For those who prefer cleaning up the wasteland in real-time, Obsidian's also adding an adjustable slo-mo cam to non-VATS kills, so everyone can now enjoy cinematic-ly paced slaughter. The most significant upgrade to the combat, though, is the ability to pimp your arsenal and have changes physically reflected on your weapons; larger clips, scopes, and modified ammo can all be toyed with to craft the ultimate mutant-killers. To display this, Obsidian whipped out a Grenade Machine Gun that's exactly as advertised and as awesome as it sounds. This map-clearing baby could potentially be New Vegas' answer to the Fat Man.
These combat upgrades are probably a good idea given the dangerousness of the wild west-meets-Mad Max environments. In addition to towering beasties called Mutant Nightkins and Geckos--both call-outs to classic Fallout foes--you'll encounter plenty of other creatures and humans looking to piss on your parade. Fallout 3 was well populated with its share of colorful characters that wanted you dead, and New Vegas is no different. Warring factions with various agendas and motivations will keep you plenty busy and often face down in the dirt, but so will the occasional wandering psychopath or hungry bandit. But on the plus side, you'll also run into friendlies willing to help you out and even fight by your side. New Vegas aims to streamline the process of commanding and managing companions by adding an on-screen wheel that allows you to make quick selections represented by cheeky Pip Boy icons.
On top of these various enhancements, Obsidian is hoping to please more seasoned fans with a new Hardcore mode. Selecting this allows players to breeze through the initial character creation menus and other tutorial-type stuff, while also giving them a much harder game to play through. Challenge-ramping changes include Stimpaks that slowly heal over time (instead of all at once), ammo and gear that adds weight to your character, and a heavy reliance on staying hydrated under the hot sun--yes, you can die of thirst in New Vegas.

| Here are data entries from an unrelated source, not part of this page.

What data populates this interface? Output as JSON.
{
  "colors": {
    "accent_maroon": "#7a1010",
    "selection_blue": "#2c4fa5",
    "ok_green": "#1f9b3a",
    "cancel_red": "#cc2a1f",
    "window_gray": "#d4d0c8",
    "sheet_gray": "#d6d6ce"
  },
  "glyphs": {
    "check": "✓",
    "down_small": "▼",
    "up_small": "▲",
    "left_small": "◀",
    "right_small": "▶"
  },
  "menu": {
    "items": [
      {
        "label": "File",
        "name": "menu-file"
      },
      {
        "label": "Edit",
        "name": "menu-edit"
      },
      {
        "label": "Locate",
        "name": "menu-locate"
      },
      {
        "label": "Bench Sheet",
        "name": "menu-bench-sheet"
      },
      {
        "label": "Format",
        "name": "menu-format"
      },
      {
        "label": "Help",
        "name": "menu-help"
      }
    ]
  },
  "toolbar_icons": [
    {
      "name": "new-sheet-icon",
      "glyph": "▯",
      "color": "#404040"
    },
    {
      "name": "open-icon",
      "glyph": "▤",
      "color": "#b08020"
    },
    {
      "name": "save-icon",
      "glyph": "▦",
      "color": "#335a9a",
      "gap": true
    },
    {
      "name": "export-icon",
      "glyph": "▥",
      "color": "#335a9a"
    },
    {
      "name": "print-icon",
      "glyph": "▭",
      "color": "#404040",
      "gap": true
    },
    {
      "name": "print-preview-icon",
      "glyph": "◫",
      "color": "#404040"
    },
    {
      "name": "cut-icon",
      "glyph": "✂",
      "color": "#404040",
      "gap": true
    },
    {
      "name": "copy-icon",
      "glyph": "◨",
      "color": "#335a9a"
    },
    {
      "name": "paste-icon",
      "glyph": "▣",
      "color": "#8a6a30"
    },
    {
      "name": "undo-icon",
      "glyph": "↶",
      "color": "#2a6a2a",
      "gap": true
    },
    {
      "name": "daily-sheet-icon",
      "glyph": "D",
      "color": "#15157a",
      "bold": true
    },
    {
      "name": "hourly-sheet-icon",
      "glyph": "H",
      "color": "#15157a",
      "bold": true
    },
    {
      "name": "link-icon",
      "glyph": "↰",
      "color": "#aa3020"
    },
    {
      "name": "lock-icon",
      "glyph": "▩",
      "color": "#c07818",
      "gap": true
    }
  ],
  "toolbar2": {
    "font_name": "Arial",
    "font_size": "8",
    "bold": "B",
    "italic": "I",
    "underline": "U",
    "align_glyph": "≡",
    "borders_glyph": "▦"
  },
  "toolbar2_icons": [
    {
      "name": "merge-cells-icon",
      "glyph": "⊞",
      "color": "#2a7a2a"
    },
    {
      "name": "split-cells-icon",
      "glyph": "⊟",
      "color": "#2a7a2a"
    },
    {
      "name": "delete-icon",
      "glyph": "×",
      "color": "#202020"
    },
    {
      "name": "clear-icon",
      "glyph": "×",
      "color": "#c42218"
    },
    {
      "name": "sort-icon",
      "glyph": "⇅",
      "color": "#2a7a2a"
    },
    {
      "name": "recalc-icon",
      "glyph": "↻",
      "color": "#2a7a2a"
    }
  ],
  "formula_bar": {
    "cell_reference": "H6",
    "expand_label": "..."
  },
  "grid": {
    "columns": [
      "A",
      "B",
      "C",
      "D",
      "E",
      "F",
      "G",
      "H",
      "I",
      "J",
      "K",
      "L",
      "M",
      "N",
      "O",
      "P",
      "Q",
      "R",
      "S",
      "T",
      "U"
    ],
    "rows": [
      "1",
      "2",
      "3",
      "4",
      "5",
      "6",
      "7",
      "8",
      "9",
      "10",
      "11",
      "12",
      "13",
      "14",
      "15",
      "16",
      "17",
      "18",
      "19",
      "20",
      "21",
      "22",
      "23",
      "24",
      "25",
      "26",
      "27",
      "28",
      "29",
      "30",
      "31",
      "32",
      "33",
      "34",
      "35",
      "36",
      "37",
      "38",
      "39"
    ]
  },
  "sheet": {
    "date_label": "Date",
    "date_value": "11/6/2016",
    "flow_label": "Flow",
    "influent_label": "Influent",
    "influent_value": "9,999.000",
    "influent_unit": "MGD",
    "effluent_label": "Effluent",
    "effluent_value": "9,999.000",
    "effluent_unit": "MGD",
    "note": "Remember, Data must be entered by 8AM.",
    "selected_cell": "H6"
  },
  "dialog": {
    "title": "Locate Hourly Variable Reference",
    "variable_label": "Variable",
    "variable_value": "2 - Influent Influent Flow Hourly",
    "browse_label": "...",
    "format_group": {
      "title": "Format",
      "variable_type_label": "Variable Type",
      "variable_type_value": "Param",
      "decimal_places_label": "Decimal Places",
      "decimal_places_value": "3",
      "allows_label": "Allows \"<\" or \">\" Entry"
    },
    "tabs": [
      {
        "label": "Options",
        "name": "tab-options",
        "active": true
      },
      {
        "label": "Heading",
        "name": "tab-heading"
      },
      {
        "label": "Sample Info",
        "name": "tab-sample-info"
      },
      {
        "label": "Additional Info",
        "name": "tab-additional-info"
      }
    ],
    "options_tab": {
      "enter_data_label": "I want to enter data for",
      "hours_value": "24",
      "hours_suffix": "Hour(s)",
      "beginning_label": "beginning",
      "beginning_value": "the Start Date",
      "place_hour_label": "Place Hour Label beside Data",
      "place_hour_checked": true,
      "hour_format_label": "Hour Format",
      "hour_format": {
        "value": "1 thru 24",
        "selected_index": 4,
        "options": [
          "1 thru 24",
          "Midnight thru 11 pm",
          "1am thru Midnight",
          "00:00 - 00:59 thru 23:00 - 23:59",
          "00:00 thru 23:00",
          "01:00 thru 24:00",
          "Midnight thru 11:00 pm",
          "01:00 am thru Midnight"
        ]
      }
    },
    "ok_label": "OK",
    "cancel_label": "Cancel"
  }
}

While Obsidian was enthusiastic about showing of their new title and all its bells and whistles, they were quick to point out they've still got plenty of secrets to reveal. The story, which finds your character left for dead as the game starts, is something I look forward to hearing more about, as is a more intuitive karma system which will supposedly better reflect NPC's' reactions to you. The developer teased some features and barely hinted at others (they coyly dodged a question about Dogmeat's whereabouts in New Vegas), but they did leave me wanting more. They closed the demo with a literal bang, as the protagonist activated a solar-powered laser that rained death on enemies like they were ants under a magnifying glass. Uh yeah, I think that might be something I want to try out when the game arrives this fall.